All employment lawyers know that orders for reinstatement (getting your old job back) and re-engagement (getting another job with your former employer) are extremely rare. To some extent this has probably become self-fulfilling: everyone knows that these orders are rare, so hardly anyone bothers to apply for them. That is part of the reason they are so rare.
In fact, it is very often a good idea to try for re-employment (employment lawyers tend to use this term to cover reinstatement or re-engagement). There are two main reasons. The first is that it is something that, as a rule, employers really hate. They hate it so much that a credible application for re-employment will often have a marked upwards influence on offers of settlement.
The other reason is that if re-employment is ordered, the claimant is entitled to be compensated in full for all her lost earnings from dismissal to the date of re-employment: the statutory limit does not apply. Where losses to the date of the hearing exceed the statutory limit, therefore, an application for re-employment should always be vigorously pursued unless it is clear that it is hopeless.
Bear in mind that on an order for re-engagement, the tribunal has a wide discretion to order re-engagement on such terms as it considers just. So take the widespread assumption that re-employment is impossible if there has been any significant contributory fault with a large pinch of salt. Where there has been misconduct, for example, but not sufficient to justify dismissal, there is no reason why the tribunal should not order re-engagement to a lower-paid post, or with a disciplinary warning.
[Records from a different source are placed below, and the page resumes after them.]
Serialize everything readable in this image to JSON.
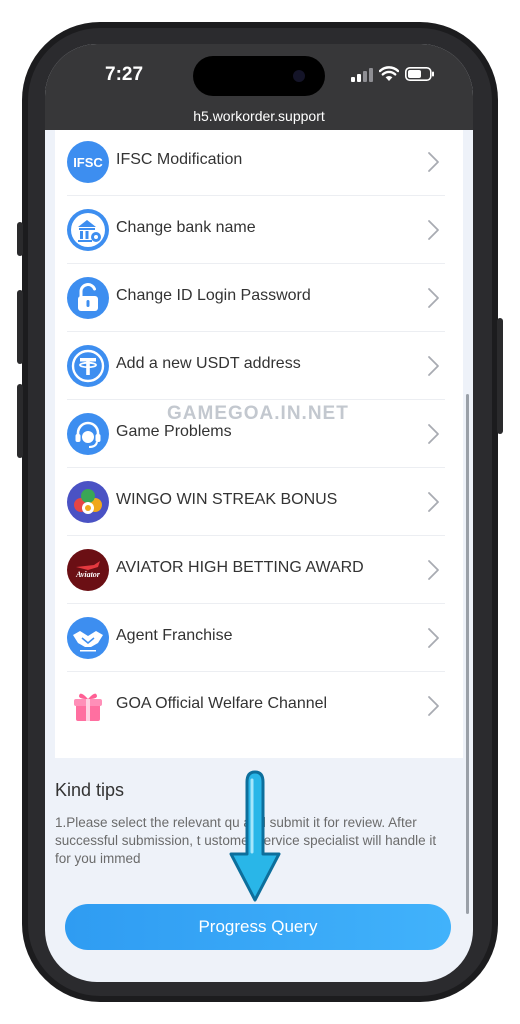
{
  "status_bar": {
    "time": "7:27"
  },
  "browser": {
    "url": "h5.workorder.support"
  },
  "menu": {
    "items": [
      {
        "label": "IFSC Modification",
        "icon": "ifsc-icon",
        "icon_text": "IFSC"
      },
      {
        "label": "Change bank name",
        "icon": "bank-icon"
      },
      {
        "label": "Change ID Login Password",
        "icon": "lock-icon"
      },
      {
        "label": "Add a new USDT address",
        "icon": "usdt-icon"
      },
      {
        "label": "Game Problems",
        "icon": "headset-icon"
      },
      {
        "label": "WINGO WIN STREAK BONUS",
        "icon": "wingo-icon"
      },
      {
        "label": "AVIATOR HIGH BETTING AWARD",
        "icon": "aviator-icon",
        "icon_text": "Aviator"
      },
      {
        "label": "Agent Franchise",
        "icon": "handshake-icon"
      },
      {
        "label": "GOA Official Welfare Channel",
        "icon": "gift-icon"
      }
    ]
  },
  "tips": {
    "title": "Kind tips",
    "body": "1.Please select the relevant qu and submit it for review. After successful submission, t ustomer service specialist will handle it for you immed"
  },
  "actions": {
    "progress_query": "Progress Query"
  },
  "watermark": "GAMEGOA.IN.NET",
  "colors": {
    "primary": "#2f9cf2",
    "status_bar": "#373739",
    "background": "#eef2f9"
  }
}
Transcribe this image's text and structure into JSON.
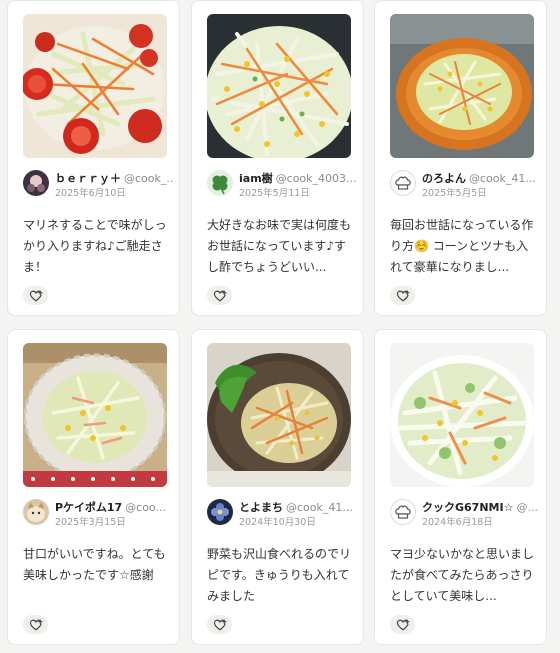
{
  "cards": [
    {
      "author_name": "ｂｅｒｒｙ＋",
      "author_id": "@cook_...",
      "date": "2025年6月10日",
      "comment": "マリネすることで味がしっかり入りますね♪ご馳走さま！",
      "avatar_icon": "photo-avatar",
      "like_icon": "heart-plus-icon"
    },
    {
      "author_name": "iam樹",
      "author_id": "@cook_4003...",
      "date": "2025年5月11日",
      "comment": "大好きなお味で実は何度もお世話になっています♪すし酢でちょうどいい...",
      "avatar_icon": "clover-avatar",
      "like_icon": "heart-plus-icon"
    },
    {
      "author_name": "のろよん",
      "author_id": "@cook_41...",
      "date": "2025年5月5日",
      "comment": "毎回お世話になっている作り方☺️ コーンとツナも入れて豪華になりまし...",
      "avatar_icon": "chef-hat-avatar",
      "like_icon": "heart-plus-icon"
    },
    {
      "author_name": "Pケイポム17",
      "author_id": "@coo...",
      "date": "2025年3月15日",
      "comment": "甘口がいいですね。とても美味しかったです☆感謝",
      "avatar_icon": "cat-avatar",
      "like_icon": "heart-plus-icon"
    },
    {
      "author_name": "とよまち",
      "author_id": "@cook_41...",
      "date": "2024年10月30日",
      "comment": "野菜も沢山食べれるのでリピです。きゅうりも入れてみました",
      "avatar_icon": "flower-avatar",
      "like_icon": "heart-plus-icon"
    },
    {
      "author_name": "クックG67NMI☆",
      "author_id": "@...",
      "date": "2024年6月18日",
      "comment": "マヨ少ないかなと思いましたが食べてみたらあっさりとしていて美味し...",
      "avatar_icon": "chef-hat-avatar",
      "like_icon": "heart-plus-icon"
    }
  ],
  "colors": {
    "background": "#f4f4f2",
    "card": "#ffffff",
    "text": "#333333",
    "muted": "#9a9a9a"
  }
}
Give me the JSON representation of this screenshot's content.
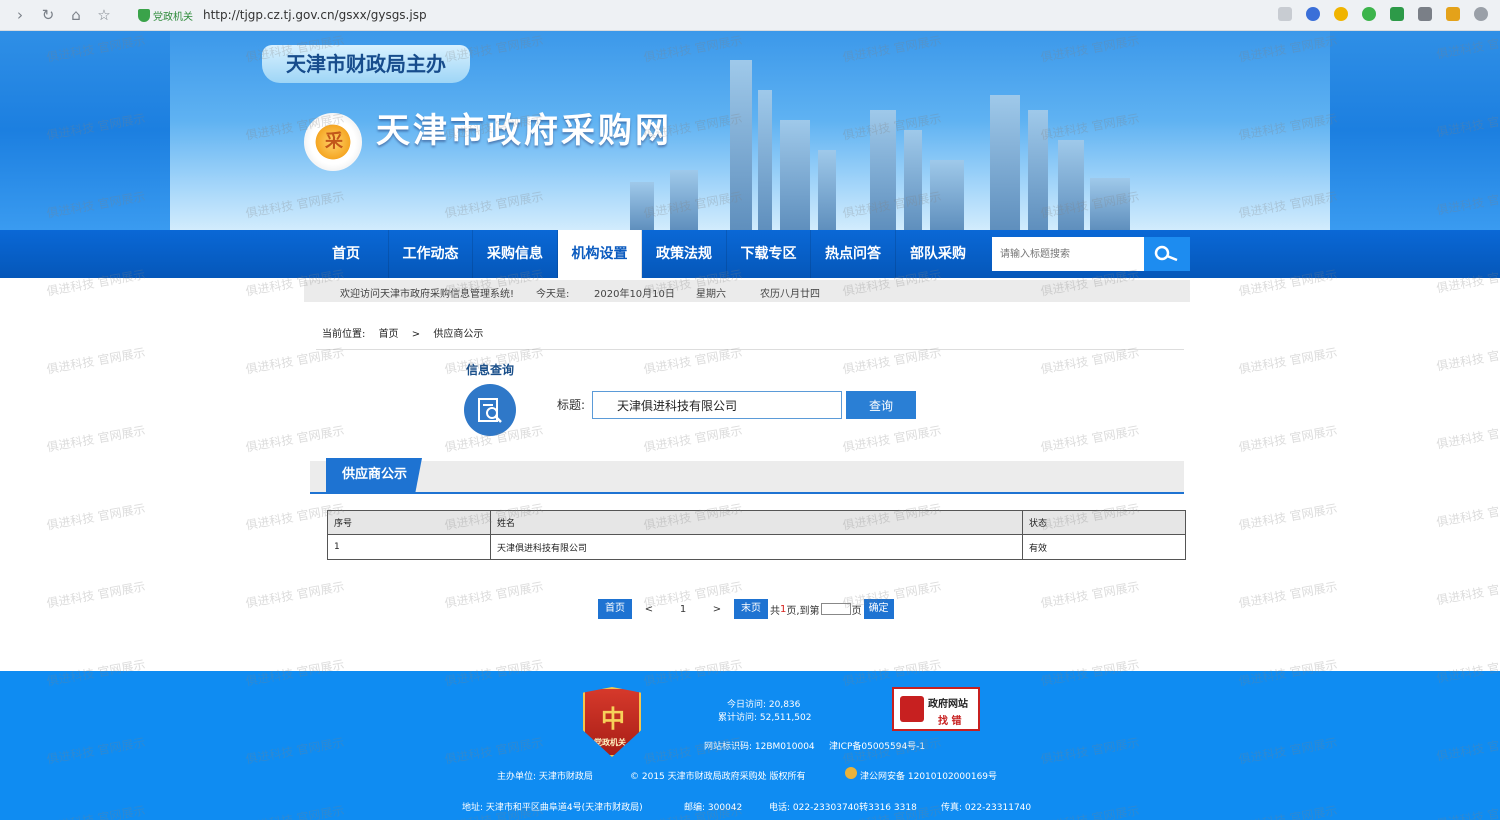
{
  "browser": {
    "badge": "党政机关",
    "url": "http://tjgp.cz.tj.gov.cn/gsxx/gysgs.jsp"
  },
  "banner": {
    "sponsor": "天津市财政局主办",
    "site_name": "天津市政府采购网",
    "logo_char": "采"
  },
  "nav": {
    "items": [
      "首页",
      "工作动态",
      "采购信息",
      "机构设置",
      "政策法规",
      "下载专区",
      "热点问答",
      "部队采购"
    ],
    "active_index": 3,
    "search_placeholder": "请输入标题搜索"
  },
  "welcome": {
    "greeting": "欢迎访问天津市政府采购信息管理系统!",
    "today_label": "今天是:",
    "date": "2020年10月10日",
    "weekday": "星期六",
    "lunar": "农历八月廿四"
  },
  "breadcrumb": {
    "label": "当前位置:",
    "home": "首页",
    "sep": ">",
    "current": "供应商公示"
  },
  "query": {
    "title": "信息查询",
    "label": "标题:",
    "value": "天津俱进科技有限公司",
    "button": "查询"
  },
  "section": {
    "tab": "供应商公示"
  },
  "table": {
    "headers": [
      "序号",
      "姓名",
      "状态"
    ],
    "rows": [
      [
        "1",
        "天津俱进科技有限公司",
        "有效"
      ]
    ]
  },
  "pager": {
    "first": "首页",
    "prev": "<",
    "page": "1",
    "next": ">",
    "last": "末页",
    "total_prefix": "共",
    "total": "1",
    "total_suffix": "页,到第",
    "page_suffix": "页",
    "confirm": "确定"
  },
  "footer": {
    "party_badge": "党政机关",
    "today_visits": "今日访问: 20,836",
    "total_visits": "累计访问: 52,511,502",
    "gov_badge_line1": "政府网站",
    "gov_badge_line2": "找 错",
    "site_id": "网站标识码: 12BM010004",
    "icp": "津ICP备05005594号-1",
    "host": "主办单位: 天津市财政局",
    "copyright": "© 2015 天津市财政局政府采购处 版权所有",
    "police": "津公网安备 12010102000169号",
    "address": "地址: 天津市和平区曲阜道4号(天津市财政局)",
    "postcode": "邮编: 300042",
    "phone": "电话: 022-23303740转3316 3318",
    "fax": "传真: 022-23311740"
  },
  "watermark": "俱进科技 官网展示",
  "colors": {
    "nav_blue": "#0a68d6",
    "footer_blue": "#0f8cf2",
    "accent_blue": "#1e73d2"
  }
}
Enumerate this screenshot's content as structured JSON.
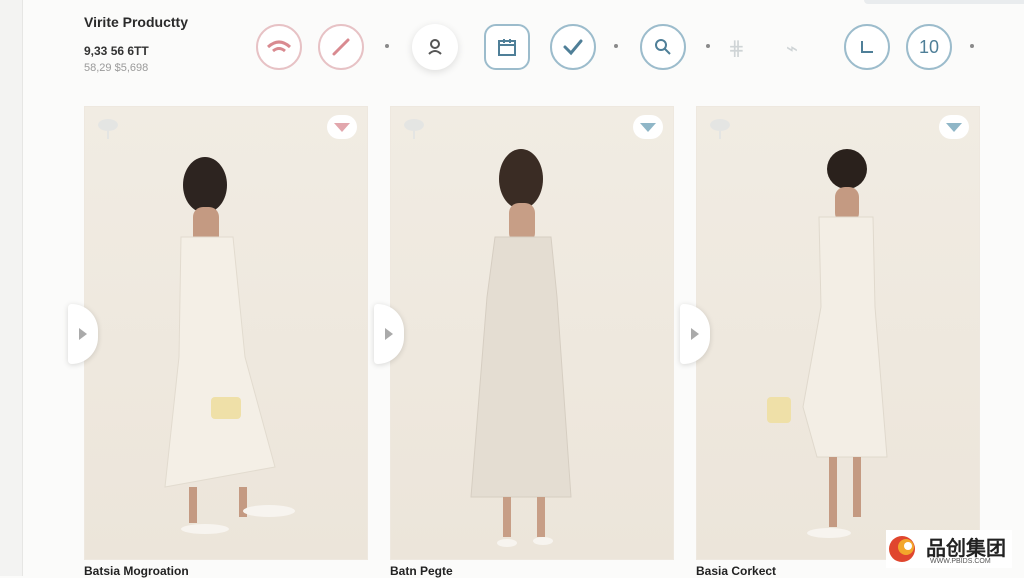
{
  "header": {
    "title": "Virite Productty",
    "price": "9,33 56 6TT",
    "subprice": "58,29 $5,698"
  },
  "toolbar": {
    "counter": "10"
  },
  "products": [
    {
      "caption": "Batsia Mogroation"
    },
    {
      "caption": "Batn Pegte"
    },
    {
      "caption": "Basia Corkect"
    }
  ],
  "watermark": {
    "text": "品创集团",
    "sub": "WWW.PBIDS.COM"
  },
  "colors": {
    "accent": "#4f7f98",
    "pink": "#d98a90",
    "card_bg": "#efe9df"
  }
}
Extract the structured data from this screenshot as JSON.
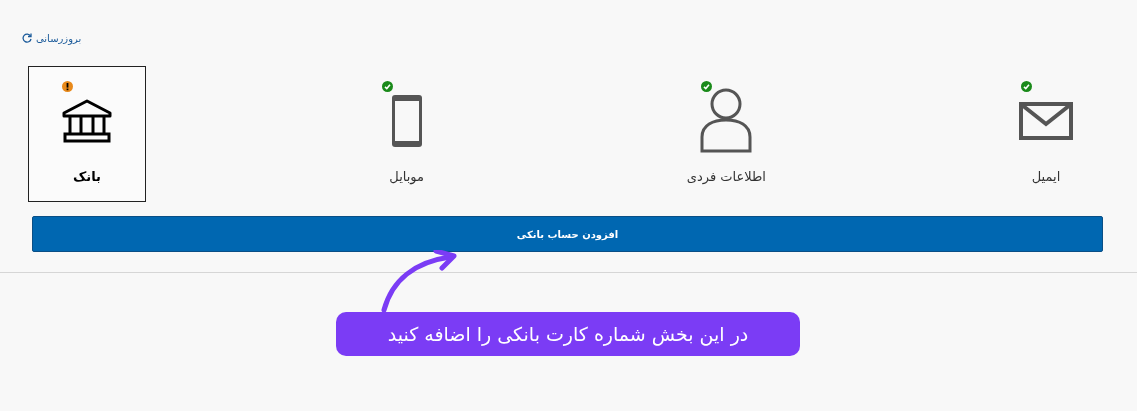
{
  "refresh_link": {
    "label": "بروزرسانی"
  },
  "steps": [
    {
      "label": "ایمیل",
      "kind": "email",
      "verified": true,
      "selected": false
    },
    {
      "label": "اطلاعات فردی",
      "kind": "person",
      "verified": true,
      "selected": false
    },
    {
      "label": "موبایل",
      "kind": "mobile",
      "verified": true,
      "selected": false
    },
    {
      "label": "بانک",
      "kind": "bank",
      "verified": false,
      "selected": true
    }
  ],
  "add_button": {
    "label": "افزودن حساب بانکی"
  },
  "callout": {
    "text": "در این بخش شماره کارت بانکی را اضافه کنید"
  }
}
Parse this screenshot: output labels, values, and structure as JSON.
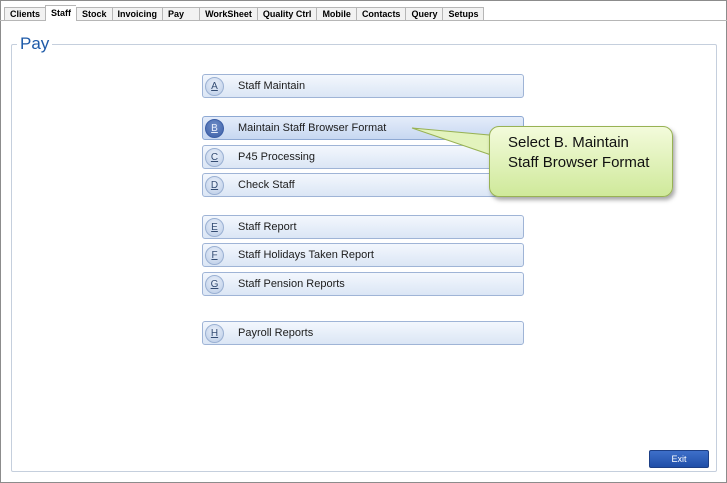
{
  "tabs": [
    {
      "label": "Clients"
    },
    {
      "label": "Staff",
      "active": true
    },
    {
      "label": "Stock"
    },
    {
      "label": "Invoicing"
    },
    {
      "label": "Pay"
    },
    {
      "label": "WorkSheet"
    },
    {
      "label": "Quality Ctrl"
    },
    {
      "label": "Mobile"
    },
    {
      "label": "Contacts"
    },
    {
      "label": "Query"
    },
    {
      "label": "Setups"
    }
  ],
  "page": {
    "title": "Pay"
  },
  "menu": [
    {
      "key": "A",
      "label": "Staff Maintain"
    },
    {
      "key": "B",
      "label": "Maintain Staff Browser Format",
      "highlighted": true
    },
    {
      "key": "C",
      "label": "P45 Processing"
    },
    {
      "key": "D",
      "label": "Check Staff"
    },
    {
      "key": "E",
      "label": "Staff Report"
    },
    {
      "key": "F",
      "label": "Staff Holidays Taken Report"
    },
    {
      "key": "G",
      "label": "Staff Pension Reports"
    },
    {
      "key": "H",
      "label": "Payroll Reports"
    }
  ],
  "callout": {
    "text": "Select B. Maintain Staff Browser Format"
  },
  "footer": {
    "exit_label": "Exit"
  },
  "colors": {
    "title_blue": "#1e5aa8",
    "button_border": "#9fb4d6",
    "callout_fill": "#cfe99a",
    "exit_button": "#1f4ea8"
  }
}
Do not rule out re-employment just because it is not practicable for the claimant actually to return to work, either: re-engagement with immediate medical retirement will sometimes be an option worth considering.